To submit, or for more information, email Artistic Associate Constantine X. Anastasakis at [email protected].

Audition (Edmonton): Junior/Senior Comedy Troop Members – Maple Syrup Comedy

BRAND NEW COMEDY TROOP IN EDMONTON, ALBERTA!

Who are we?

We are Maple Syrup Comedy, a brand-new comedy troop located in Edmonton. Our goal is to create and put-on unique improv shows. Hopefully something people haven’t seen before. We will also be producing filmed sketches that will be placed on our website and YouTube channel with the goal of producing television/feature films.

How do I fit in?

The troop will be split into two members. Junior members and Senior members. Junior membership will consist of people with little to no improv experience. We are looking for newbies!!!

Senior membership will require a background in improv/theatre. A background in film and comedy are also required to audition.

What is the time commitment?

The time commitment is quite heavy, please consider this before applying

  • One rehearsal a week (two when we are close to a show)
  • One script writing day a month.
  • Time during the month to appear in sketches

How to I audition?

Auditions are open to anyone 18+. During this unprecedented time, we will be doing auditions virtually. Send all info to [email protected] with yourname/audition in the subject line.
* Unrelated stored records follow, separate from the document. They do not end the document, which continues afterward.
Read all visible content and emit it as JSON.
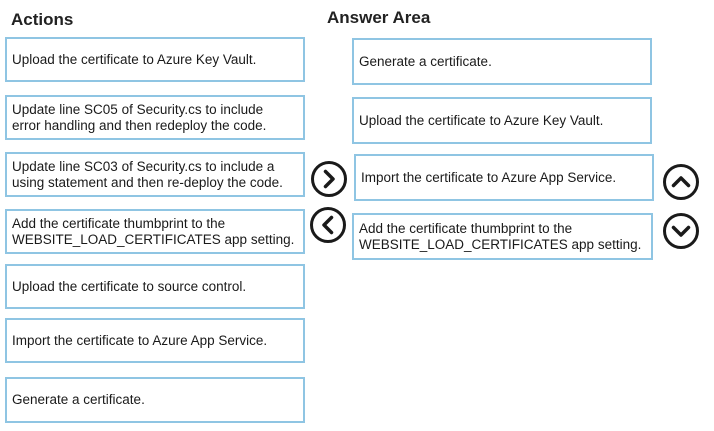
{
  "actions": {
    "heading": "Actions",
    "items": [
      {
        "line1": "Upload the certificate to Azure Key Vault.",
        "line2": ""
      },
      {
        "line1": "Update line SC05 of Security.cs to include",
        "line2": "error handling and then redeploy the code."
      },
      {
        "line1": "Update line SC03 of Security.cs to include a",
        "line2": "using statement and then re-deploy the code."
      },
      {
        "line1": "Add the certificate thumbprint to the",
        "line2": "WEBSITE_LOAD_CERTIFICATES app setting."
      },
      {
        "line1": "Upload the certificate to source control.",
        "line2": ""
      },
      {
        "line1": "Import the certificate to Azure App Service.",
        "line2": ""
      },
      {
        "line1": "Generate a certificate.",
        "line2": ""
      }
    ]
  },
  "answer_area": {
    "heading": "Answer Area",
    "items": [
      {
        "line1": "Generate a certificate.",
        "line2": ""
      },
      {
        "line1": "Upload the certificate to Azure Key Vault.",
        "line2": ""
      },
      {
        "line1": "Import the certificate to Azure App Service.",
        "line2": ""
      },
      {
        "line1": "Add the certificate thumbprint to the",
        "line2": "WEBSITE_LOAD_CERTIFICATES app setting."
      }
    ]
  },
  "controls": {
    "move_right_icon": "chevron-right-icon",
    "move_left_icon": "chevron-left-icon",
    "move_up_icon": "chevron-up-icon",
    "move_down_icon": "chevron-down-icon"
  },
  "colors": {
    "card_border": "#8fc5e3",
    "icon_stroke": "#1a1a1a"
  }
}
Please address which membership you will be auditioning for in the body of the email.

  • Please attach resume/headshot
  • Perform a comedic monologue of your choice, no more than 3 minutes in length. (Attach Youtube/Vimeo link)
  • Attach a YouTube/Vimeo link to your demo reel (optional)
    *Please do not submit any content that needs to be downloaded.

Pay?

Profit sharing will be the method of payment to our performers.

Workshop (Online): Finding Your LGBTQ+ Community in Rural Alberta – Alberta Parenting For The Future Association

Picture of Luc Tellier. Text: Finding Your LGBTQ+ Community in Rural Alberta. January 19, 7:30pm. Free registration via Eventbrite

For teens who self-identify as a member of the LGBTQIA+ community in grades 9 – 12.

Growing up in a small town is a challenging event, but it is a survivable one. And there is strength in numbers, even when those numbers are scattered across the prairies. Join Luc Tellier for a free virtual conversation about growing up as a LGBTQIA+ teen in rural Alberta.

The event is totally free to attend, but advance registration is required through this link: www.eventbrite.ca

About Luc Tellier

Luc is a theatre actor, director, educator, and LGBTQ+ community activist. Having grown up in rural Alberta as a queer teen, Luc has an unbridled passion for the promotion of LGBTQ+ visibility, inclusivity, and community for youth. Luc recently taught at the Alberta Provincial GSA Conference, exploring how theatre can be used to animate difficult conversations in the classroom. Additionally, Luc is the program coordinator for YouthRiot YEG (a playwriting program for queer teens), and has provided Queer dramaturgy and outreach for productions at MacEwan University’s Theatre Arts Program, Fort Edmonton Park’s Capitol Theatre, and the Citadel Theatre Young Acting Company. As an actor, Luc has been seen in over 25 professional productions across western Canada, and recently received the Lieutenant Governor Award for Emerging Artist and a Sterling Award for Outstanding Achievement in Theatre For Young Audiences.